Whilst within these figures, there will be people who have reached retirement age, there are thousands more who have not. This raises the question that if people really knew what to expect, would they spend all that time studying and training etc to leave a profession after such a short time. Even if they stay within that profession, it might mean a significant change in circumstances, for example, moving abroad as many nurses or teachers might do. But many I guess are leaving the profession and starting a new career, which is nothing new if you've reached a more natural junction for change such as being in an organisation for a set number of years; for example, the Armed Services or the police force. But when you look at certain professions you wouldn't expect so many people to be leaving after such a relatively short period of time. I think people become disillusioned because when recruitment campaigns are in full flow, they highlight all the appealing aspects and never mention the realities of the role.

So whilst you thought you would be spending your time teaching children and helping to shape future generations, work with service users to turn their lives around, protecting the public by being out within the communities, providing care when people need it the most and making the difference you were hoping to make when you joined. The reality is your workload is unmanageable, the bulk of your time is spent at a computer, filling in forms and duplicating information in order to satisfy meaningless KPIs. The amount of time doing what you thought you'd be doing is a fraction of your daily working life. You're tired and stressed and when you get home after your day's work, all you manage to do is grab a bite to eat before going to bed. Only you don't get a restful night's sleep because your mind is active with the things you didn't manage to get done, worrying about mistakes you might have made, wondering if you had missed something and then thinking about what you have to do in the day ahead. Was this what you expected your job to be? Living for those brief interactions where you are making a difference? Loving those moments but then getting bogged down with the mountains of now digital 'paperwork'?

Maybe for some of you reading this blog, the job is exactly what you expected it to be and you're happy in your role. If that's the case, then great, I am all for pursuing what makes you happy. But for those of you that you feel you could be one of the statistics above, accepting that the profession you have chosen doesn't meet your expectations can fill you with dread, fear and sometimes a sense of hopelessness of what direction to go in next. Unless you have worked in these sectors, it is difficult to explain to others why you want to leave because the perception is, these are fantastic careers, thankless ones, but rewarding ones, nevertheless. And they can be rewarding but at what cost to you and your well being? Sometimes the reality is, leaving is the only choice. This is not a failing on your part, it is the greatest act of responsibility you can make. See it as an opportunity to channel your strengths and skills in an area where you can make an even greater difference.

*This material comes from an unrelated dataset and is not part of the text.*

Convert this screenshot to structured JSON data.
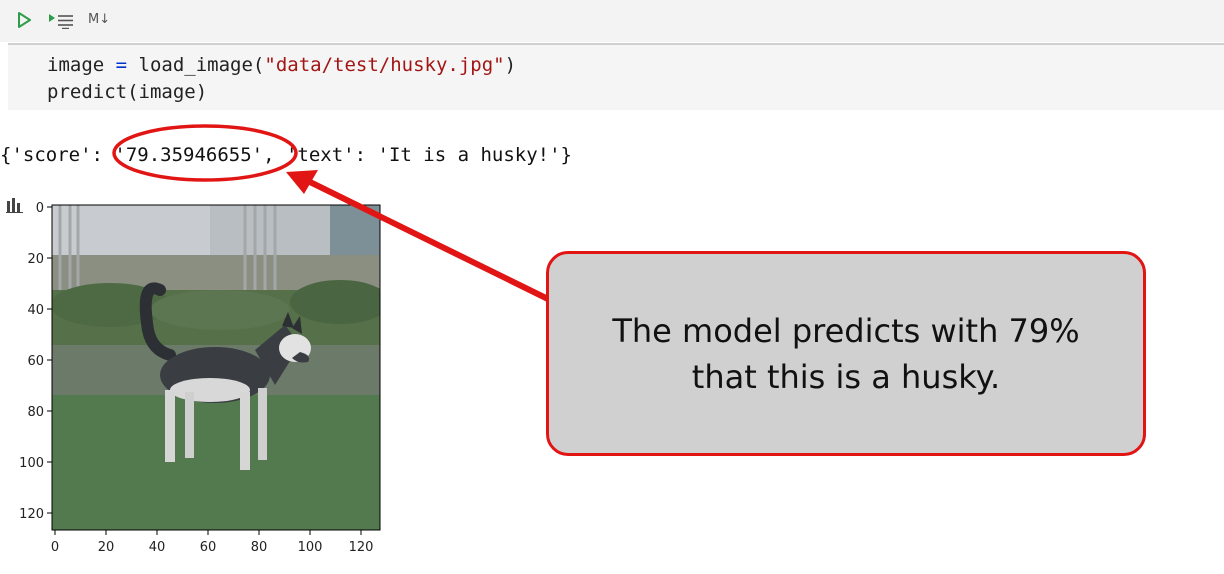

We do not have to stay in a job or career which no longer meets our expectations. The probability of the job changing is slim to none, so you have a choice to make, is the role you are in, the one for you long term? Ask yourself what you are now taking from your job or career? If you remain in your current role, what will you gain and what will it cost you?

I know what it is like, I have been where you are, questioning what direction to go in, loving aspects of the role, despising others. Facing comments from other people as to whether I was doing the right thing. I can’t tell you what the right thing for you is but for me, I have always felt I left a role at the right time and for the right reasons. If the right time for you is now, and you feel you need help to figure out your next steps, then get in touch.